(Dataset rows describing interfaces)

BEGIN

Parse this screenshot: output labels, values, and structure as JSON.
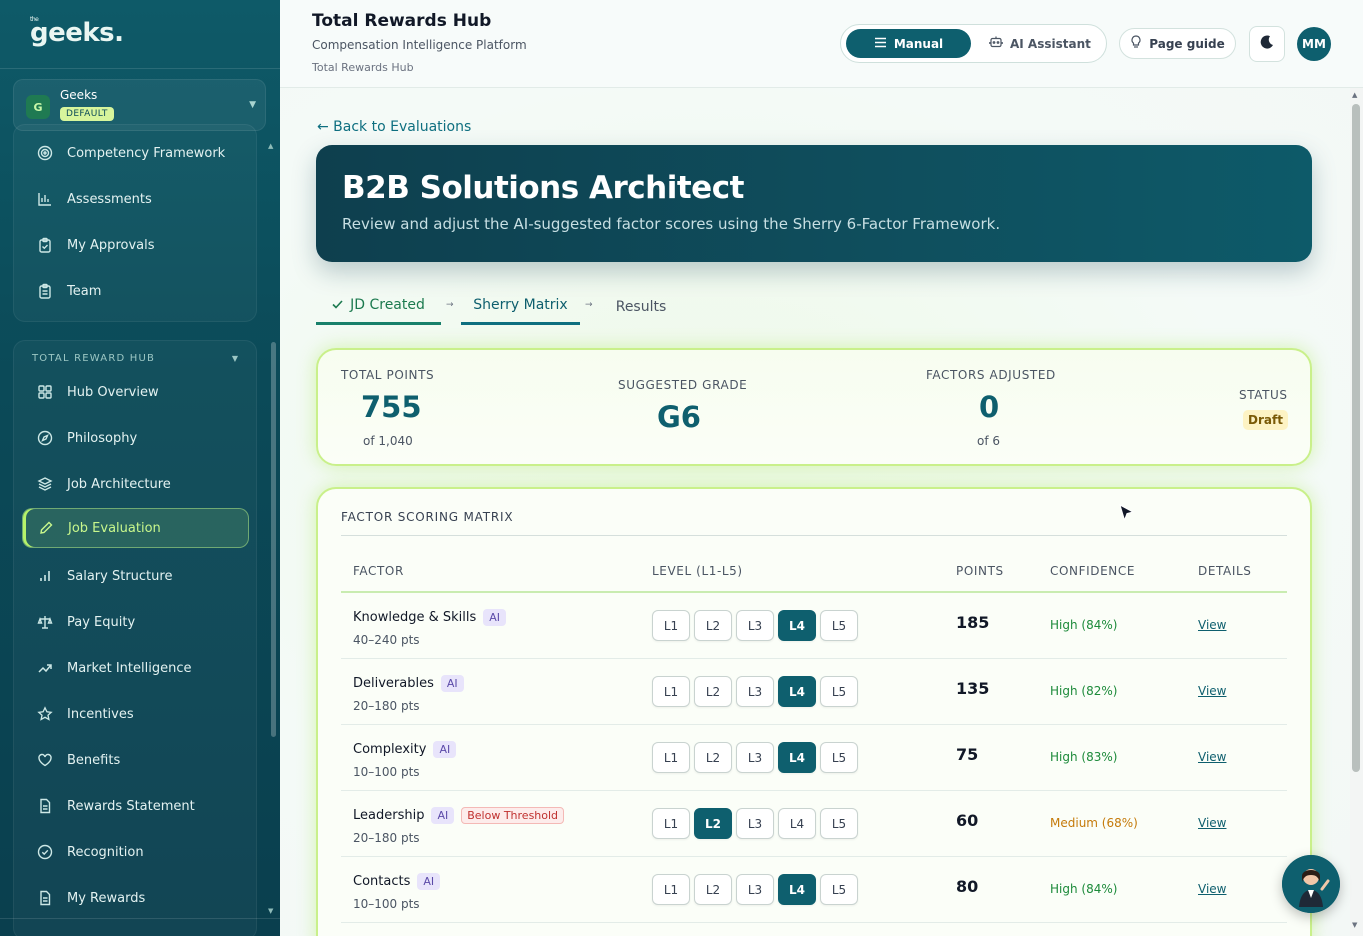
{
  "sidebar": {
    "logo_small": "the",
    "logo": "geeks.",
    "org": {
      "avatar": "G",
      "name": "Geeks",
      "badge": "DEFAULT"
    },
    "top_items": [
      {
        "label": "Competency Framework",
        "icon": "target-icon"
      },
      {
        "label": "Assessments",
        "icon": "bar-chart-icon"
      },
      {
        "label": "My Approvals",
        "icon": "clipboard-check-icon"
      },
      {
        "label": "Team",
        "icon": "clipboard-list-icon"
      }
    ],
    "group_title": "TOTAL REWARD HUB",
    "group_items": [
      {
        "label": "Hub Overview",
        "icon": "grid-icon"
      },
      {
        "label": "Philosophy",
        "icon": "compass-icon"
      },
      {
        "label": "Job Architecture",
        "icon": "layers-icon"
      },
      {
        "label": "Job Evaluation",
        "icon": "pencil-icon",
        "active": true
      },
      {
        "label": "Salary Structure",
        "icon": "signal-bars-icon"
      },
      {
        "label": "Pay Equity",
        "icon": "scale-icon"
      },
      {
        "label": "Market Intelligence",
        "icon": "trending-up-icon"
      },
      {
        "label": "Incentives",
        "icon": "star-icon"
      },
      {
        "label": "Benefits",
        "icon": "heart-icon"
      },
      {
        "label": "Rewards Statement",
        "icon": "document-icon"
      },
      {
        "label": "Recognition",
        "icon": "check-circle-icon"
      },
      {
        "label": "My Rewards",
        "icon": "document-icon"
      }
    ]
  },
  "header": {
    "title": "Total Rewards Hub",
    "subtitle": "Compensation Intelligence Platform",
    "breadcrumb": "Total Rewards Hub",
    "mode_manual": "Manual",
    "mode_ai": "AI Assistant",
    "page_guide": "Page guide",
    "avatar": "MM"
  },
  "main": {
    "back_link": "← Back to Evaluations",
    "hero_title": "B2B Solutions Architect",
    "hero_subtitle": "Review and adjust the AI-suggested factor scores using the Sherry 6-Factor Framework.",
    "tabs": {
      "done": "JD Created",
      "current": "Sherry Matrix",
      "next": "Results",
      "arrow": "→"
    },
    "summary": {
      "total_points_label": "TOTAL POINTS",
      "total_points": "755",
      "total_points_sub": "of 1,040",
      "grade_label": "SUGGESTED GRADE",
      "grade": "G6",
      "adjusted_label": "FACTORS ADJUSTED",
      "adjusted": "0",
      "adjusted_sub": "of 6",
      "status_label": "STATUS",
      "status": "Draft"
    },
    "matrix": {
      "title": "FACTOR SCORING MATRIX",
      "headers": {
        "factor": "FACTOR",
        "level": "LEVEL (L1-L5)",
        "points": "POINTS",
        "confidence": "CONFIDENCE",
        "details": "DETAILS"
      },
      "level_labels": [
        "L1",
        "L2",
        "L3",
        "L4",
        "L5"
      ],
      "ai_label": "AI",
      "view_label": "View",
      "rows": [
        {
          "factor": "Knowledge & Skills",
          "range": "40–240 pts",
          "selected": 4,
          "points": "185",
          "confidence": "High (84%)",
          "confidence_level": "high"
        },
        {
          "factor": "Deliverables",
          "range": "20–180 pts",
          "selected": 4,
          "points": "135",
          "confidence": "High (82%)",
          "confidence_level": "high"
        },
        {
          "factor": "Complexity",
          "range": "10–100 pts",
          "selected": 4,
          "points": "75",
          "confidence": "High (83%)",
          "confidence_level": "high"
        },
        {
          "factor": "Leadership",
          "range": "20–180 pts",
          "selected": 2,
          "points": "60",
          "confidence": "Medium (68%)",
          "confidence_level": "medium",
          "warning": "Below Threshold"
        },
        {
          "factor": "Contacts",
          "range": "10–100 pts",
          "selected": 4,
          "points": "80",
          "confidence": "High (84%)",
          "confidence_level": "high"
        }
      ]
    }
  },
  "colors": {
    "brand": "#0e5f6e",
    "accent": "#c9f08a",
    "sidebar": "#0b4a58",
    "high": "#1c8a3a",
    "medium": "#c57a0a",
    "draft": "#fdf3c4"
  }
}
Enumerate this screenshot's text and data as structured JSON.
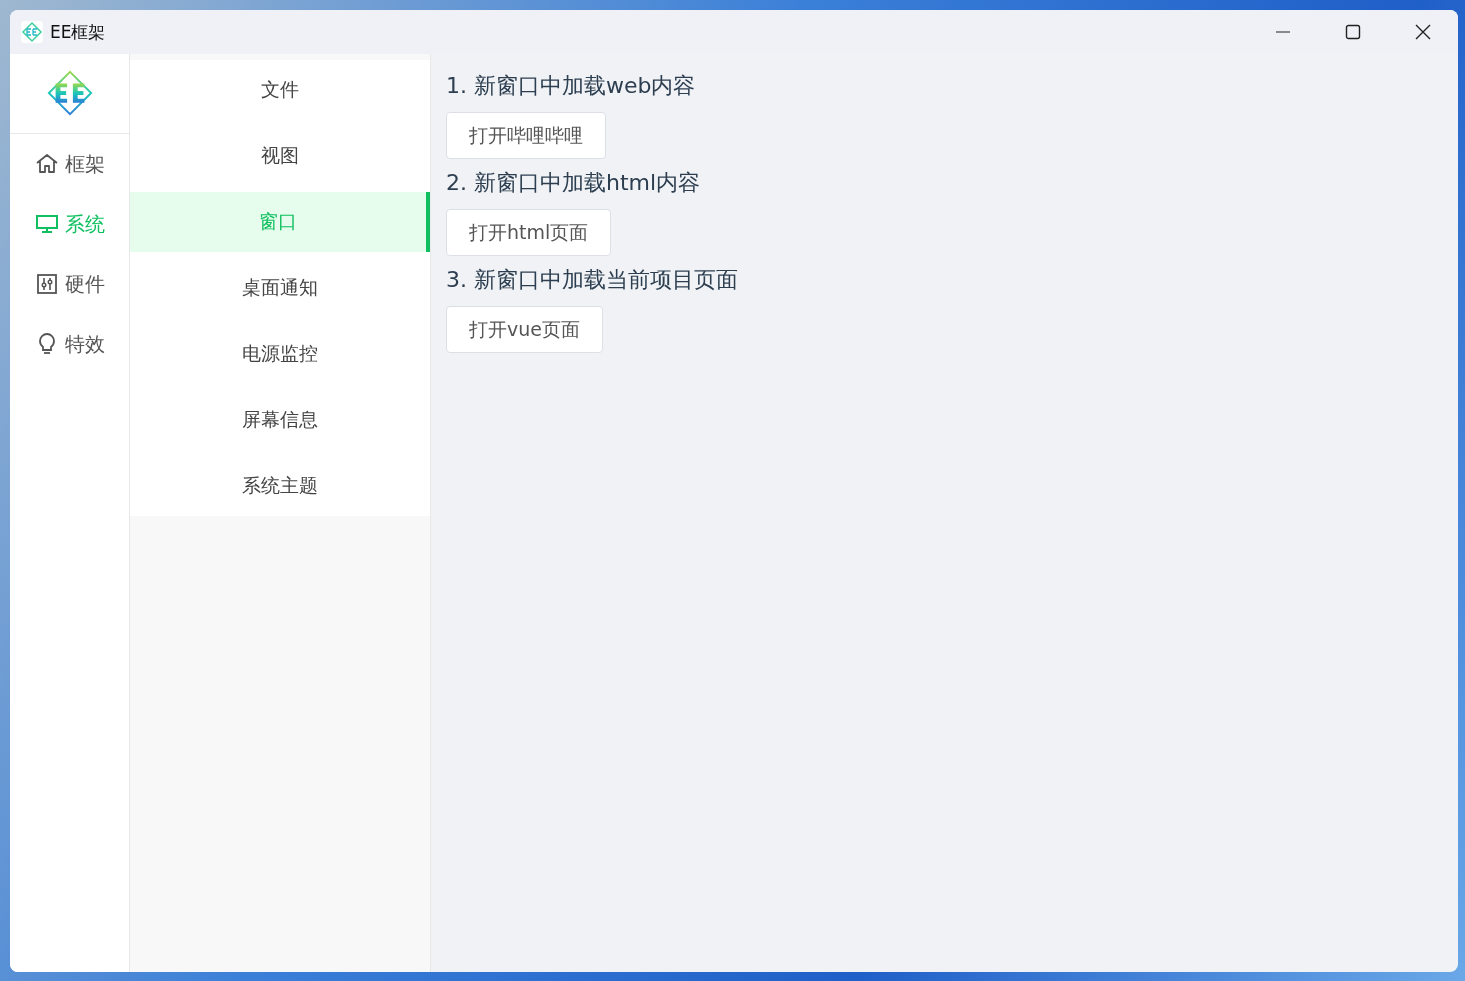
{
  "window": {
    "title": "EE框架"
  },
  "sidebar": {
    "items": [
      {
        "label": "框架",
        "selected": false
      },
      {
        "label": "系统",
        "selected": true
      },
      {
        "label": "硬件",
        "selected": false
      },
      {
        "label": "特效",
        "selected": false
      }
    ]
  },
  "menu": {
    "items": [
      {
        "label": "文件",
        "selected": false
      },
      {
        "label": "视图",
        "selected": false
      },
      {
        "label": "窗口",
        "selected": true
      },
      {
        "label": "桌面通知",
        "selected": false
      },
      {
        "label": "电源监控",
        "selected": false
      },
      {
        "label": "屏幕信息",
        "selected": false
      },
      {
        "label": "系统主题",
        "selected": false
      }
    ]
  },
  "sections": [
    {
      "heading": "1. 新窗口中加载web内容",
      "button": "打开哔哩哔哩"
    },
    {
      "heading": "2. 新窗口中加载html内容",
      "button": "打开html页面"
    },
    {
      "heading": "3. 新窗口中加载当前项目页面",
      "button": "打开vue页面"
    }
  ]
}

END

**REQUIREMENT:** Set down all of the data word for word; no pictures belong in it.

**WRITTEN ANSWER:**
Parse this screenshot: output labels, values, and structure as JSON.
{
  "sidebar": {
    "logo_small": "the",
    "logo": "geeks.",
    "org": {
      "avatar": "G",
      "name": "Geeks",
      "badge": "DEFAULT"
    },
    "top_items": [
      {
        "label": "Competency Framework",
        "icon": "target-icon"
      },
      {
        "label": "Assessments",
        "icon": "bar-chart-icon"
      },
      {
        "label": "My Approvals",
        "icon": "clipboard-check-icon"
      },
      {
        "label": "Team",
        "icon": "clipboard-list-icon"
      }
    ],
    "group_title": "TOTAL REWARD HUB",
    "group_items": [
      {
        "label": "Hub Overview",
        "icon": "grid-icon"
      },
      {
        "label": "Philosophy",
        "icon": "compass-icon"
      },
      {
        "label": "Job Architecture",
        "icon": "layers-icon"
      },
      {
        "label": "Job Evaluation",
        "icon": "pencil-icon",
        "active": true
      },
      {
        "label": "Salary Structure",
        "icon": "signal-bars-icon"
      },
      {
        "label": "Pay Equity",
        "icon": "scale-icon"
      },
      {
        "label": "Market Intelligence",
        "icon": "trending-up-icon"
      },
      {
        "label": "Incentives",
        "icon": "star-icon"
      },
      {
        "label": "Benefits",
        "icon": "heart-icon"
      },
      {
        "label": "Rewards Statement",
        "icon": "document-icon"
      },
      {
        "label": "Recognition",
        "icon": "check-circle-icon"
      },
      {
        "label": "My Rewards",
        "icon": "document-icon"
      }
    ]
  },
  "header": {
    "title": "Total Rewards Hub",
    "subtitle": "Compensation Intelligence Platform",
    "breadcrumb": "Total Rewards Hub",
    "mode_manual": "Manual",
    "mode_ai": "AI Assistant",
    "page_guide": "Page guide",
    "avatar": "MM"
  },
  "main": {
    "back_link": "← Back to Evaluations",
    "hero_title": "B2B Solutions Architect",
    "hero_subtitle": "Review and adjust the AI-suggested factor scores using the Sherry 6-Factor Framework.",
    "tabs": {
      "done": "JD Created",
      "current": "Sherry Matrix",
      "next": "Results",
      "arrow": "→"
    },
    "summary": {
      "total_points_label": "TOTAL POINTS",
      "total_points": "755",
      "total_points_sub": "of 1,040",
      "grade_label": "SUGGESTED GRADE",
      "grade": "G6",
      "adjusted_label": "FACTORS ADJUSTED",
      "adjusted": "0",
      "adjusted_sub": "of 6",
      "status_label": "STATUS",
      "status": "Draft"
    },
    "matrix": {
      "title": "FACTOR SCORING MATRIX",
      "headers": {
        "factor": "FACTOR",
        "level": "LEVEL (L1-L5)",
        "points": "POINTS",
        "confidence": "CONFIDENCE",
        "details": "DETAILS"
      },
      "level_labels": [
        "L1",
        "L2",
        "L3",
        "L4",
        "L5"
      ],
      "ai_label": "AI",
      "view_label": "View",
      "rows": [
        {
          "factor": "Knowledge & Skills",
          "range": "40–240 pts",
          "selected": 4,
          "points": "185",
          "confidence": "High (84%)",
          "confidence_level": "high"
        },
        {
          "factor": "Deliverables",
          "range": "20–180 pts",
          "selected": 4,
          "points": "135",
          "confidence": "High (82%)",
          "confidence_level": "high"
        },
        {
          "factor": "Complexity",
          "range": "10–100 pts",
          "selected": 4,
          "points": "75",
          "confidence": "High (83%)",
          "confidence_level": "high"
        },
        {
          "factor": "Leadership",
          "range": "20–180 pts",
          "selected": 2,
          "points": "60",
          "confidence": "Medium (68%)",
          "confidence_level": "medium",
          "warning": "Below Threshold"
        },
        {
          "factor": "Contacts",
          "range": "10–100 pts",
          "selected": 4,
          "points": "80",
          "confidence": "High (84%)",
          "confidence_level": "high"
        }
      ]
    }
  },
  "colors": {
    "brand": "#0e5f6e",
    "accent": "#c9f08a",
    "sidebar": "#0b4a58",
    "high": "#1c8a3a",
    "medium": "#c57a0a",
    "draft": "#fdf3c4"
  }
}
Enumerate this screenshot's text and data as structured JSON.
{
  "window": {
    "title": "EE框架"
  },
  "sidebar": {
    "items": [
      {
        "label": "框架",
        "selected": false
      },
      {
        "label": "系统",
        "selected": true
      },
      {
        "label": "硬件",
        "selected": false
      },
      {
        "label": "特效",
        "selected": false
      }
    ]
  },
  "menu": {
    "items": [
      {
        "label": "文件",
        "selected": false
      },
      {
        "label": "视图",
        "selected": false
      },
      {
        "label": "窗口",
        "selected": true
      },
      {
        "label": "桌面通知",
        "selected": false
      },
      {
        "label": "电源监控",
        "selected": false
      },
      {
        "label": "屏幕信息",
        "selected": false
      },
      {
        "label": "系统主题",
        "selected": false
      }
    ]
  },
  "sections": [
    {
      "heading": "1. 新窗口中加载web内容",
      "button": "打开哔哩哔哩"
    },
    {
      "heading": "2. 新窗口中加载html内容",
      "button": "打开html页面"
    },
    {
      "heading": "3. 新窗口中加载当前项目页面",
      "button": "打开vue页面"
    }
  ]
}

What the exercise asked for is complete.